══ The input

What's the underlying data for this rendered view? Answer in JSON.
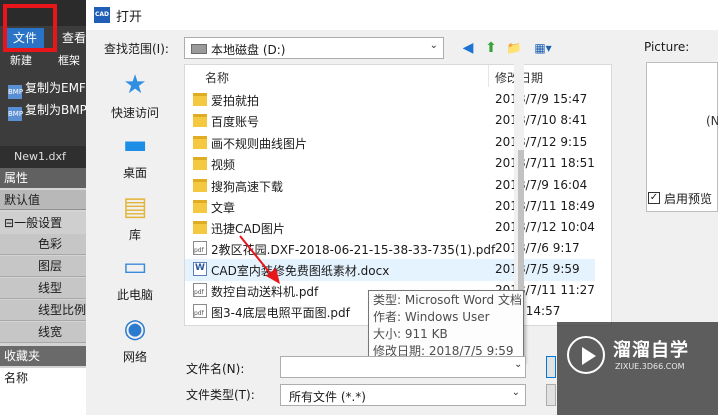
{
  "cad_app": {
    "menu_file": "文件",
    "menu_view": "查看",
    "ribbon_sub_items": [
      "新建",
      "框架"
    ],
    "buttons": [
      {
        "icon": "bmp-icon",
        "label": "复制为EMF"
      },
      {
        "icon": "bmp-icon",
        "label": "复制为BMP"
      }
    ],
    "bmp_badge": "BMP",
    "doc_tab": "New1.dxf",
    "properties_header": "属性",
    "default_value": "默认值",
    "general_section": "一般设置",
    "general_toggle": "⊟",
    "properties": [
      "色彩",
      "图层",
      "线型",
      "线型比例",
      "线宽"
    ],
    "favorites_header": "收藏夹",
    "favorites_name_col": "名称"
  },
  "dialog": {
    "title": "打开",
    "app_icon_text": "CAD",
    "look_in_label": "查找范围(I):",
    "look_in_value": "本地磁盘 (D:)",
    "toolbar": {
      "back_icon": "◀",
      "up_icon": "⬆",
      "new_folder_icon": "📁",
      "view_menu_icon": "▦▾"
    },
    "places": [
      {
        "icon": "★",
        "label": "快速访问"
      },
      {
        "icon": "▬",
        "label": "桌面"
      },
      {
        "icon": "▤",
        "label": "库"
      },
      {
        "icon": "▭",
        "label": "此电脑"
      },
      {
        "icon": "◉",
        "label": "网络"
      }
    ],
    "columns": {
      "name": "名称",
      "date": "修改日期"
    },
    "files": [
      {
        "type": "folder",
        "name": "爱拍就拍",
        "date": "2018/7/9 15:47"
      },
      {
        "type": "folder",
        "name": "百度账号",
        "date": "2018/7/10 8:41"
      },
      {
        "type": "folder",
        "name": "画不规则曲线图片",
        "date": "2018/7/12 9:15"
      },
      {
        "type": "folder",
        "name": "视频",
        "date": "2018/7/11 18:51"
      },
      {
        "type": "folder",
        "name": "搜狗高速下载",
        "date": "2018/7/9 16:04"
      },
      {
        "type": "folder",
        "name": "文章",
        "date": "2018/7/11 18:49"
      },
      {
        "type": "folder",
        "name": "迅捷CAD图片",
        "date": "2018/7/12 10:04"
      },
      {
        "type": "pdf",
        "name": "2教区花园.DXF-2018-06-21-15-38-33-735(1).pdf",
        "date": "2018/7/6 9:17"
      },
      {
        "type": "doc",
        "name": "CAD室内装修免费图纸素材.docx",
        "date": "2018/7/5 9:59"
      },
      {
        "type": "pdf",
        "name": "数控自动送料机.pdf",
        "date": "2018/7/11 11:27"
      },
      {
        "type": "pdf",
        "name": "图3-4底层电照平面图.pdf",
        "date": "5/21 14:57"
      }
    ],
    "tooltip": {
      "type": "类型: Microsoft Word 文档",
      "author": "作者: Windows User",
      "size": "大小: 911 KB",
      "modified": "修改日期: 2018/7/5 9:59"
    },
    "file_name_label": "文件名(N):",
    "file_name_value": "",
    "file_type_label": "文件类型(T):",
    "file_type_value": "所有文件 (*.*)",
    "preview_label": "Picture:",
    "preview_cut_text": "(N",
    "preview_check_label": "启用预览",
    "preview_checked": "✓"
  },
  "watermark": {
    "text": "溜溜自学",
    "url": "ZIXUE.3D66.COM"
  },
  "colors": {
    "highlight_red": "#e8151b",
    "menu_blue": "#2a74c8",
    "selection": "#e5f3ff"
  }
}
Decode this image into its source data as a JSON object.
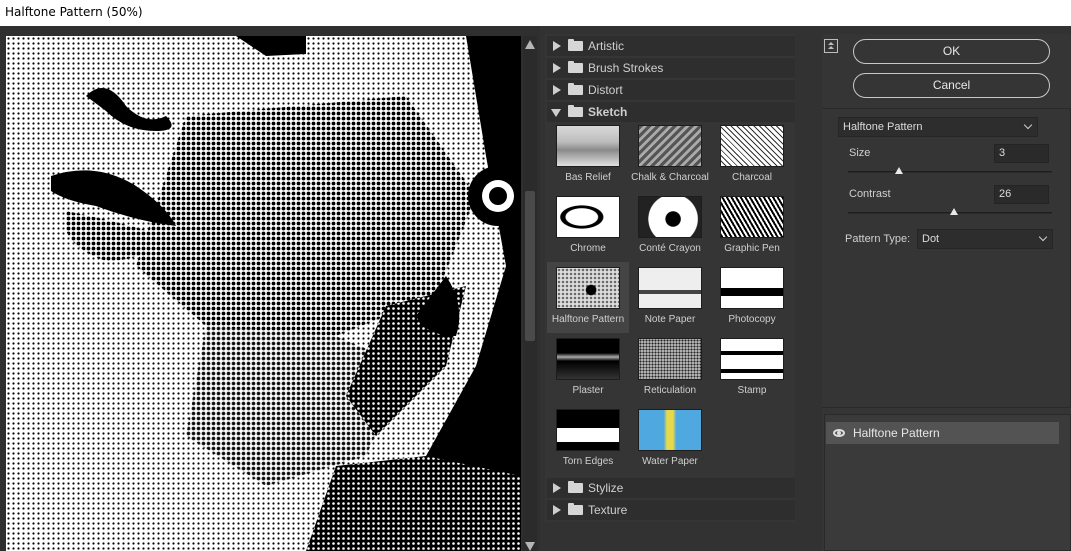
{
  "window": {
    "title": "Halftone Pattern (50%)"
  },
  "categories": [
    {
      "label": "Artistic",
      "expanded": false
    },
    {
      "label": "Brush Strokes",
      "expanded": false
    },
    {
      "label": "Distort",
      "expanded": false
    },
    {
      "label": "Sketch",
      "expanded": true
    },
    {
      "label": "Stylize",
      "expanded": false
    },
    {
      "label": "Texture",
      "expanded": false
    }
  ],
  "sketch_filters": [
    {
      "label": "Bas Relief"
    },
    {
      "label": "Chalk & Charcoal"
    },
    {
      "label": "Charcoal"
    },
    {
      "label": "Chrome"
    },
    {
      "label": "Conté Crayon"
    },
    {
      "label": "Graphic Pen"
    },
    {
      "label": "Halftone Pattern",
      "selected": true
    },
    {
      "label": "Note Paper"
    },
    {
      "label": "Photocopy"
    },
    {
      "label": "Plaster"
    },
    {
      "label": "Reticulation"
    },
    {
      "label": "Stamp"
    },
    {
      "label": "Torn Edges"
    },
    {
      "label": "Water Paper"
    }
  ],
  "buttons": {
    "ok": "OK",
    "cancel": "Cancel"
  },
  "settings": {
    "filter_name": "Halftone Pattern",
    "size_label": "Size",
    "size_value": "3",
    "size_fraction": 0.25,
    "contrast_label": "Contrast",
    "contrast_value": "26",
    "contrast_fraction": 0.52,
    "pattern_type_label": "Pattern Type:",
    "pattern_type_value": "Dot"
  },
  "layers": {
    "active_layer": "Halftone Pattern"
  },
  "colors": {
    "panel": "#353535",
    "selected_thumb": "#444444",
    "layer_row": "#535353"
  }
}
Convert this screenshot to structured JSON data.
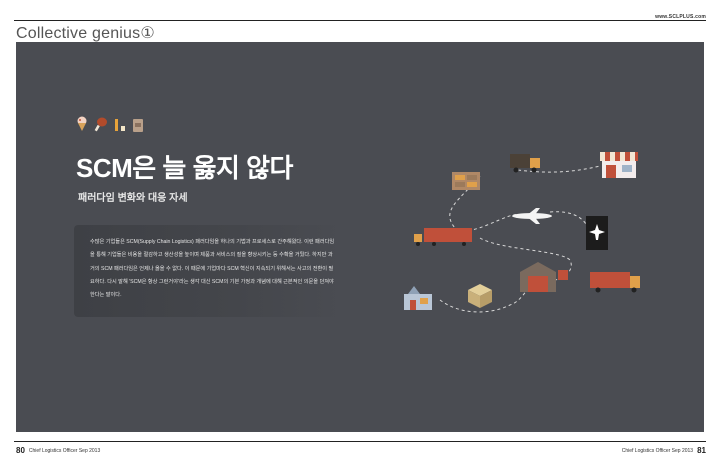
{
  "header": {
    "site_url": "www.SCLPLUS.com",
    "section_title": "Collective genius①"
  },
  "article": {
    "headline": "SCM은 늘 옳지 않다",
    "subhead": "패러다임 변화와 대응 자세",
    "body": "수많은 기업들은 SCM(Supply Chain Logistics) 패러다임을 하나의 기법과 프로세스로 간주해왔다. 이런 패러다임을 통해 기업들은 비용을 절감하고 생산성을 높이며 제품과 서비스의 질을 향상시키는 등 수확을 거뒀다. 하지만 과거의 SCM 패러다임은 언제나 옳을 수 없다. 이 때문에 기업마다 SCM 혁신이 지속되기 위해서는 사고의 전환이 필요하다. 다시 말해 'SCM은 항상 그런거야'라는 생각 대신 SCM의 기본 가정과 개념에 대해 근본적인 의문을 던져야 한다는 말이다."
  },
  "footer": {
    "left_page": "80",
    "left_text": "Chief Logistics Officer Sep 2013",
    "right_text": "Chief Logistics Officer Sep 2013",
    "right_page": "81"
  },
  "icons": [
    "ice-cream-icon",
    "drumstick-icon",
    "bottle-icon",
    "bag-icon",
    "truck-icon",
    "store-icon",
    "warehouse-icon",
    "airplane-icon",
    "airport-sign-icon",
    "container-truck-icon",
    "box-icon",
    "factory-icon"
  ],
  "colors": {
    "panel": "#4a4c52",
    "accent_orange": "#e0a04a",
    "accent_red": "#c0503a"
  }
}
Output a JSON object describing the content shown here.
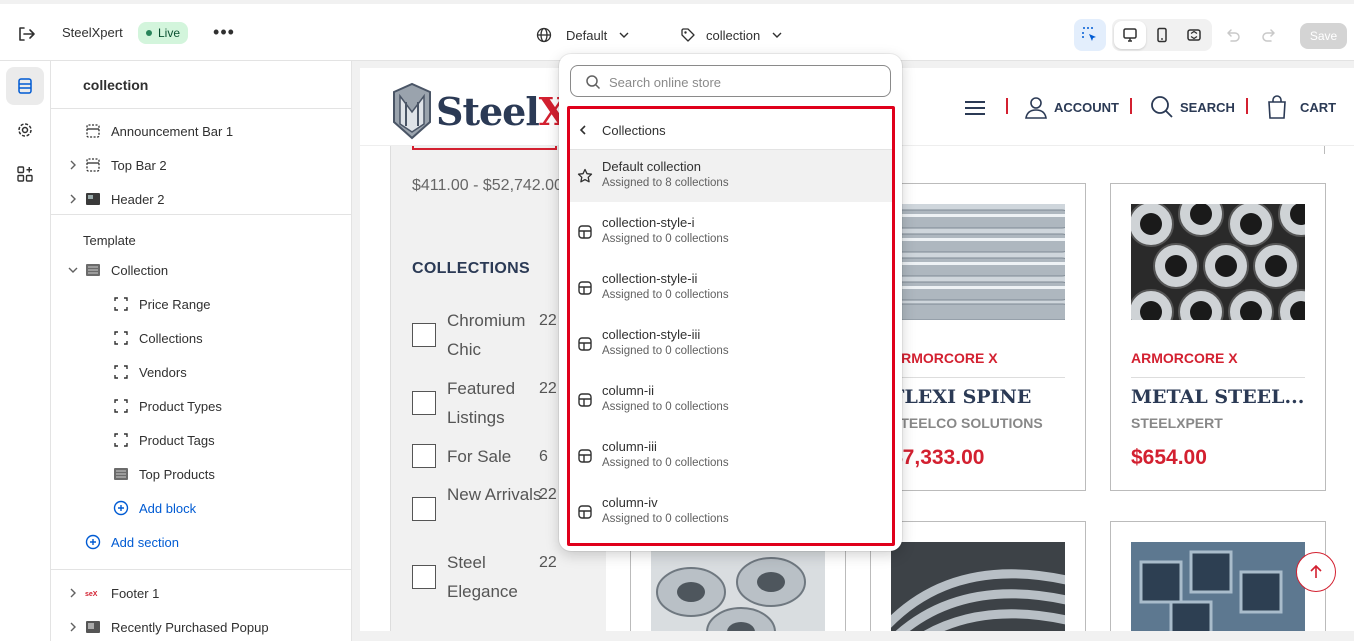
{
  "topbar": {
    "store_name": "SteelXpert",
    "status_badge": "Live",
    "more_label": "•••",
    "theme_selector": "Default",
    "template_selector": "collection",
    "save_label": "Save"
  },
  "sidebar": {
    "title": "collection",
    "header_sections": [
      {
        "label": "Announcement Bar 1"
      },
      {
        "label": "Top Bar 2"
      },
      {
        "label": "Header 2"
      }
    ],
    "template_label": "Template",
    "template_section": "Collection",
    "blocks": [
      {
        "label": "Price Range"
      },
      {
        "label": "Collections"
      },
      {
        "label": "Vendors"
      },
      {
        "label": "Product Types"
      },
      {
        "label": "Product Tags"
      },
      {
        "label": "Top Products"
      }
    ],
    "add_block": "Add block",
    "add_section": "Add section",
    "footer_sections": [
      {
        "label": "Footer 1"
      },
      {
        "label": "Recently Purchased Popup"
      }
    ]
  },
  "dropdown": {
    "search_placeholder": "Search online store",
    "back_label": "Collections",
    "options": [
      {
        "name": "Default collection",
        "sub": "Assigned to 8 collections",
        "icon": "star-icon",
        "selected": true
      },
      {
        "name": "collection-style-i",
        "sub": "Assigned to 0 collections",
        "icon": "template-icon",
        "selected": false
      },
      {
        "name": "collection-style-ii",
        "sub": "Assigned to 0 collections",
        "icon": "template-icon",
        "selected": false
      },
      {
        "name": "collection-style-iii",
        "sub": "Assigned to 0 collections",
        "icon": "template-icon",
        "selected": false
      },
      {
        "name": "column-ii",
        "sub": "Assigned to 0 collections",
        "icon": "template-icon",
        "selected": false
      },
      {
        "name": "column-iii",
        "sub": "Assigned to 0 collections",
        "icon": "template-icon",
        "selected": false
      },
      {
        "name": "column-iv",
        "sub": "Assigned to 0 collections",
        "icon": "template-icon",
        "selected": false
      }
    ],
    "highlight_color": "#e0001b"
  },
  "preview": {
    "logo_text_main": "Steel",
    "logo_text_accent": "X",
    "nav": {
      "account": "ACCOUNT",
      "search": "SEARCH",
      "cart": "CART"
    },
    "price_range": "$411.00 - $52,742.00",
    "collections_title": "COLLECTIONS",
    "filters": [
      {
        "name": "Chromium Chic",
        "count": "22"
      },
      {
        "name": "Featured Listings",
        "count": "22"
      },
      {
        "name": "For Sale",
        "count": "6"
      },
      {
        "name": "New Arrivals",
        "count": "22"
      },
      {
        "name": "Steel Elegance",
        "count": "22"
      }
    ],
    "products": [
      {
        "brand": "ARMORCORE X",
        "name": "FLEXI SPINE",
        "vendor": "STEELCO SOLUTIONS",
        "price": "$7,333.00"
      },
      {
        "brand": "ARMORCORE X",
        "name": "METAL STEEL...",
        "vendor": "STEELXPERT",
        "price": "$654.00"
      }
    ],
    "accent_color": "#d32030",
    "navy_color": "#2b3a55"
  }
}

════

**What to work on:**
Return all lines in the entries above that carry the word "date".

**Answer space:**
      "date": "修改日期"
        "date": "2018/7/9 15:47"
        "date": "2018/7/10 8:41"
        "date": "2018/7/12 9:15"
        "date": "2018/7/11 18:51"
        "date": "2018/7/9 16:04"
        "date": "2018/7/11 18:49"
        "date": "2018/7/12 10:04"
        "date": "2018/7/6 9:17"
        "date": "2018/7/5 9:59"
        "date": "2018/7/11 11:27"
        "date": "5/21 14:57"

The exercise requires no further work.